Web page and app entries
^^^^^^^^

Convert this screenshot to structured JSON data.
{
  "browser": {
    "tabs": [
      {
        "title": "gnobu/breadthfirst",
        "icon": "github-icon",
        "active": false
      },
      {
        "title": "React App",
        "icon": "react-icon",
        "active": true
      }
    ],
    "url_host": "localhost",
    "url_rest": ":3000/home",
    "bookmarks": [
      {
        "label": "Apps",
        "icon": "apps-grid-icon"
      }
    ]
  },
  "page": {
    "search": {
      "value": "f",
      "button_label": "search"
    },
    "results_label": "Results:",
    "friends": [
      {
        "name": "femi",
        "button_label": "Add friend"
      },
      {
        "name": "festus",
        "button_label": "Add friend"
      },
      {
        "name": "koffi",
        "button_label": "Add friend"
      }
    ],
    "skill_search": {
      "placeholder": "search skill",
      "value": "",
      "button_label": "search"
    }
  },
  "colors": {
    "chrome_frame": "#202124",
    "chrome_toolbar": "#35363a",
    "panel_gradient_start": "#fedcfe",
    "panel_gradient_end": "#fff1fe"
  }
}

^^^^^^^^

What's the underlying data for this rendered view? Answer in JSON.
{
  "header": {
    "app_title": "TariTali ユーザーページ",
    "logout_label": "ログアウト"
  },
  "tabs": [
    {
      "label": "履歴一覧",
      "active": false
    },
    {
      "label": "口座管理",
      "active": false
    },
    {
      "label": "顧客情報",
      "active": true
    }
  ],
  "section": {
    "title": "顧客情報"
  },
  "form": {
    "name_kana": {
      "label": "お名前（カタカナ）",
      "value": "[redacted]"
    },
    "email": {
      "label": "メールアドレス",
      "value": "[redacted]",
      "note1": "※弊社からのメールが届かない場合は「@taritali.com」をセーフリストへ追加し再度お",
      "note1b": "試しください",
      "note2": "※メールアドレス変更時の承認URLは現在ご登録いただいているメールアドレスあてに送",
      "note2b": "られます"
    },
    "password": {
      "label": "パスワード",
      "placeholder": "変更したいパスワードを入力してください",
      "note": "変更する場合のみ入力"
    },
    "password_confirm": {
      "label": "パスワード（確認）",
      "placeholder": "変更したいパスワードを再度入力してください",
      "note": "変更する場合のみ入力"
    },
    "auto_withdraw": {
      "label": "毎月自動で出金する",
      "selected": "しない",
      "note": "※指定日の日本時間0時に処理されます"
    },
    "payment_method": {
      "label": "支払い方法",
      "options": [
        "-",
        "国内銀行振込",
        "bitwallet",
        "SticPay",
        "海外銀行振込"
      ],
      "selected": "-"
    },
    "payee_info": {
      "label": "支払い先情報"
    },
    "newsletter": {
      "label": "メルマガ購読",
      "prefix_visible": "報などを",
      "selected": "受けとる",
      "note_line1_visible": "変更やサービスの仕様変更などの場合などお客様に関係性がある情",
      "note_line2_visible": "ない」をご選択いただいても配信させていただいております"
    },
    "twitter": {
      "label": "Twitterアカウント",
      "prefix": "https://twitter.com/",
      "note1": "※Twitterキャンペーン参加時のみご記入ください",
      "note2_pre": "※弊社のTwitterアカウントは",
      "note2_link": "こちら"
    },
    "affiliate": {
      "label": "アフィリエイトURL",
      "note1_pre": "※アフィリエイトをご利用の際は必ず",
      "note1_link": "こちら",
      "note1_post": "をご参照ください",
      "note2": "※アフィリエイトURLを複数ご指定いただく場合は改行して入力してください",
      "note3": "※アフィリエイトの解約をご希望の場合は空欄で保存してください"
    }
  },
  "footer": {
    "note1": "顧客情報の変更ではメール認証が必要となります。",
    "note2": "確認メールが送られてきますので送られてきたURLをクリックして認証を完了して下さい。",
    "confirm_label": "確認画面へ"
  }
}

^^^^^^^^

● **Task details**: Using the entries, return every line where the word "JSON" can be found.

● **Finished task**:
Convert this screenshot to structured JSON data.
What's the underlying data for this rendered view? Answer in JSON.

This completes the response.